#### WORK INSTRUCTIONS
Without altering a single word, repeat the records that follow.

#### DATA SECTION

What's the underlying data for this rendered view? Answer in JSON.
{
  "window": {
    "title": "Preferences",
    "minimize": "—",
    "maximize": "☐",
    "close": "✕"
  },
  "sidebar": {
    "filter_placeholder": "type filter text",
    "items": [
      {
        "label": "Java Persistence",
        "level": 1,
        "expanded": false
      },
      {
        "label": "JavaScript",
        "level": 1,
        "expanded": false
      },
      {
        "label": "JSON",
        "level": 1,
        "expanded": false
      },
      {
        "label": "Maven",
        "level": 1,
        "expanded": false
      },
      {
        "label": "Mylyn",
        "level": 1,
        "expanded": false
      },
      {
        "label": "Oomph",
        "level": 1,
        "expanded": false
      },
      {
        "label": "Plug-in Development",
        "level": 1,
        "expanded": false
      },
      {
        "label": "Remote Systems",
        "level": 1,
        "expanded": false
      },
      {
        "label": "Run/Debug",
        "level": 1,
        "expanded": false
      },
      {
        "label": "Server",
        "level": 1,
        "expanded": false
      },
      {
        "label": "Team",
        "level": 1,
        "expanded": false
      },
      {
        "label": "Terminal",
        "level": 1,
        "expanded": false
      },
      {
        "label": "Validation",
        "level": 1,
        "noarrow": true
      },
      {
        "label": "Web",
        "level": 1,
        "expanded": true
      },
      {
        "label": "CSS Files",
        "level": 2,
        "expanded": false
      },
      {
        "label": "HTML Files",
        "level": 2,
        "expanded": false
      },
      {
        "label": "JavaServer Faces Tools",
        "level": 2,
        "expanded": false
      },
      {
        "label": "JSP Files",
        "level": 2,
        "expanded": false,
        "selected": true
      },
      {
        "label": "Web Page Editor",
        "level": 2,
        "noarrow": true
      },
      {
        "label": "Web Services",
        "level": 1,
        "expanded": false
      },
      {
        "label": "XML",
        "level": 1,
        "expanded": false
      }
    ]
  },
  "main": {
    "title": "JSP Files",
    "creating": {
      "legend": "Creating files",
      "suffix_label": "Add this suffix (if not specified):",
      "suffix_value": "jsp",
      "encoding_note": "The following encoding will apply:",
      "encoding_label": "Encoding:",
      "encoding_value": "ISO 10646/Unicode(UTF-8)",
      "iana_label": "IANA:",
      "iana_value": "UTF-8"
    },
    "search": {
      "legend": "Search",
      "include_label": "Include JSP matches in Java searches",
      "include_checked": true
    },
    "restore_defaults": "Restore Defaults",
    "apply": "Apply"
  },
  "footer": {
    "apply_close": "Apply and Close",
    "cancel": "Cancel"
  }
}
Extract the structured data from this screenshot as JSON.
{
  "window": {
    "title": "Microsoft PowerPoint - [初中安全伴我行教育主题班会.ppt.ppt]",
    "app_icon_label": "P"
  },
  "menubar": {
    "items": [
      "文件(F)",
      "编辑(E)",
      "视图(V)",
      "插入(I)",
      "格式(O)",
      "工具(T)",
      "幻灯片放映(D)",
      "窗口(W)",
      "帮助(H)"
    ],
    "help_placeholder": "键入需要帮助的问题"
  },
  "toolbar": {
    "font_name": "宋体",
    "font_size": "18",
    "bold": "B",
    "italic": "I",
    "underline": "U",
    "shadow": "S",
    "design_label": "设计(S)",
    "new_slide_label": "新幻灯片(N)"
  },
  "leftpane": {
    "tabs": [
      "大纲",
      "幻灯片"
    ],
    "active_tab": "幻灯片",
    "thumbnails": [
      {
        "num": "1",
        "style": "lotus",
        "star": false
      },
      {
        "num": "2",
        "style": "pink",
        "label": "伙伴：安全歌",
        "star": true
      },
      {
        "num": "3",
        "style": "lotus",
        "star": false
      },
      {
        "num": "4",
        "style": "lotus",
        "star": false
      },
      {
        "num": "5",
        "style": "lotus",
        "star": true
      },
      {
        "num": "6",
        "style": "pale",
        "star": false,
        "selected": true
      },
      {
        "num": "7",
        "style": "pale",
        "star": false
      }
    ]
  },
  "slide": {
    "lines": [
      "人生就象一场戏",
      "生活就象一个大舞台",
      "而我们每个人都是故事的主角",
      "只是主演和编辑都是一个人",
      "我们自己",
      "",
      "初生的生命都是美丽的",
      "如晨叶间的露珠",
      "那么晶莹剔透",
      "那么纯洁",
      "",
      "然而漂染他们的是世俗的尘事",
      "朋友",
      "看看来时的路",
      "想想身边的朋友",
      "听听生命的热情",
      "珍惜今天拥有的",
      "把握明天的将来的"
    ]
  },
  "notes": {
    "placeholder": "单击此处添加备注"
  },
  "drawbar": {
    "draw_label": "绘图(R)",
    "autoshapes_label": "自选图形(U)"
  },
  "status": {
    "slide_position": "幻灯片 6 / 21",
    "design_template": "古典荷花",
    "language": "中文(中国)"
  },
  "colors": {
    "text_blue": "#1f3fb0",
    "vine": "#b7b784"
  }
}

#### OUTPUT FOR THIS TASK
What's the underlying data for this rendered view? Answer in JSON.
{
  "window": {
    "title": "Preferences",
    "minimize": "—",
    "maximize": "☐",
    "close": "✕"
  },
  "sidebar": {
    "filter_placeholder": "type filter text",
    "items": [
      {
        "label": "Java Persistence",
        "level": 1,
        "expanded": false
      },
      {
        "label": "JavaScript",
        "level": 1,
        "expanded": false
      },
      {
        "label": "JSON",
        "level": 1,
        "expanded": false
      },
      {
        "label": "Maven",
        "level": 1,
        "expanded": false
      },
      {
        "label": "Mylyn",
        "level": 1,
        "expanded": false
      },
      {
        "label": "Oomph",
        "level": 1,
        "expanded": false
      },
      {
        "label": "Plug-in Development",
        "level": 1,
        "expanded": false
      },
      {
        "label": "Remote Systems",
        "level": 1,
        "expanded": false
      },
      {
        "label": "Run/Debug",
        "level": 1,
        "expanded": false
      },
      {
        "label": "Server",
        "level": 1,
        "expanded": false
      },
      {
        "label": "Team",
        "level": 1,
        "expanded": false
      },
      {
        "label": "Terminal",
        "level": 1,
        "expanded": false
      },
      {
        "label": "Validation",
        "level": 1,
        "noarrow": true
      },
      {
        "label": "Web",
        "level": 1,
        "expanded": true
      },
      {
        "label": "CSS Files",
        "level": 2,
        "expanded": false
      },
      {
        "label": "HTML Files",
        "level": 2,
        "expanded": false
      },
      {
        "label": "JavaServer Faces Tools",
        "level": 2,
        "expanded": false
      },
      {
        "label": "JSP Files",
        "level": 2,
        "expanded": false,
        "selected": true
      },
      {
        "label": "Web Page Editor",
        "level": 2,
        "noarrow": true
      },
      {
        "label": "Web Services",
        "level": 1,
        "expanded": false
      },
      {
        "label": "XML",
        "level": 1,
        "expanded": false
      }
    ]
  },
  "main": {
    "title": "JSP Files",
    "creating": {
      "legend": "Creating files",
      "suffix_label": "Add this suffix (if not specified):",
      "suffix_value": "jsp",
      "encoding_note": "The following encoding will apply:",
      "encoding_label": "Encoding:",
      "encoding_value": "ISO 10646/Unicode(UTF-8)",
      "iana_label": "IANA:",
      "iana_value": "UTF-8"
    },
    "search": {
      "legend": "Search",
      "include_label": "Include JSP matches in Java searches",
      "include_checked": true
    },
    "restore_defaults": "Restore Defaults",
    "apply": "Apply"
  },
  "footer": {
    "apply_close": "Apply and Close",
    "cancel": "Cancel"
  }
}
Extract the structured data from this screenshot as JSON.
{
  "window": {
    "title": "Microsoft PowerPoint - [初中安全伴我行教育主题班会.ppt.ppt]",
    "app_icon_label": "P"
  },
  "menubar": {
    "items": [
      "文件(F)",
      "编辑(E)",
      "视图(V)",
      "插入(I)",
      "格式(O)",
      "工具(T)",
      "幻灯片放映(D)",
      "窗口(W)",
      "帮助(H)"
    ],
    "help_placeholder": "键入需要帮助的问题"
  },
  "toolbar": {
    "font_name": "宋体",
    "font_size": "18",
    "bold": "B",
    "italic": "I",
    "underline": "U",
    "shadow": "S",
    "design_label": "设计(S)",
    "new_slide_label": "新幻灯片(N)"
  },
  "leftpane": {
    "tabs": [
      "大纲",
      "幻灯片"
    ],
    "active_tab": "幻灯片",
    "thumbnails": [
      {
        "num": "1",
        "style": "lotus",
        "star": false
      },
      {
        "num": "2",
        "style": "pink",
        "label": "伙伴：安全歌",
        "star": true
      },
      {
        "num": "3",
        "style": "lotus",
        "star": false
      },
      {
        "num": "4",
        "style": "lotus",
        "star": false
      },
      {
        "num": "5",
        "style": "lotus",
        "star": true
      },
      {
        "num": "6",
        "style": "pale",
        "star": false,
        "selected": true
      },
      {
        "num": "7",
        "style": "pale",
        "star": false
      }
    ]
  },
  "slide": {
    "lines": [
      "人生就象一场戏",
      "生活就象一个大舞台",
      "而我们每个人都是故事的主角",
      "只是主演和编辑都是一个人",
      "我们自己",
      "",
      "初生的生命都是美丽的",
      "如晨叶间的露珠",
      "那么晶莹剔透",
      "那么纯洁",
      "",
      "然而漂染他们的是世俗的尘事",
      "朋友",
      "看看来时的路",
      "想想身边的朋友",
      "听听生命的热情",
      "珍惜今天拥有的",
      "把握明天的将来的"
    ]
  },
  "notes": {
    "placeholder": "单击此处添加备注"
  },
  "drawbar": {
    "draw_label": "绘图(R)",
    "autoshapes_label": "自选图形(U)"
  },
  "status": {
    "slide_position": "幻灯片 6 / 21",
    "design_template": "古典荷花",
    "language": "中文(中国)"
  },
  "colors": {
    "text_blue": "#1f3fb0",
    "vine": "#b7b784"
  }
}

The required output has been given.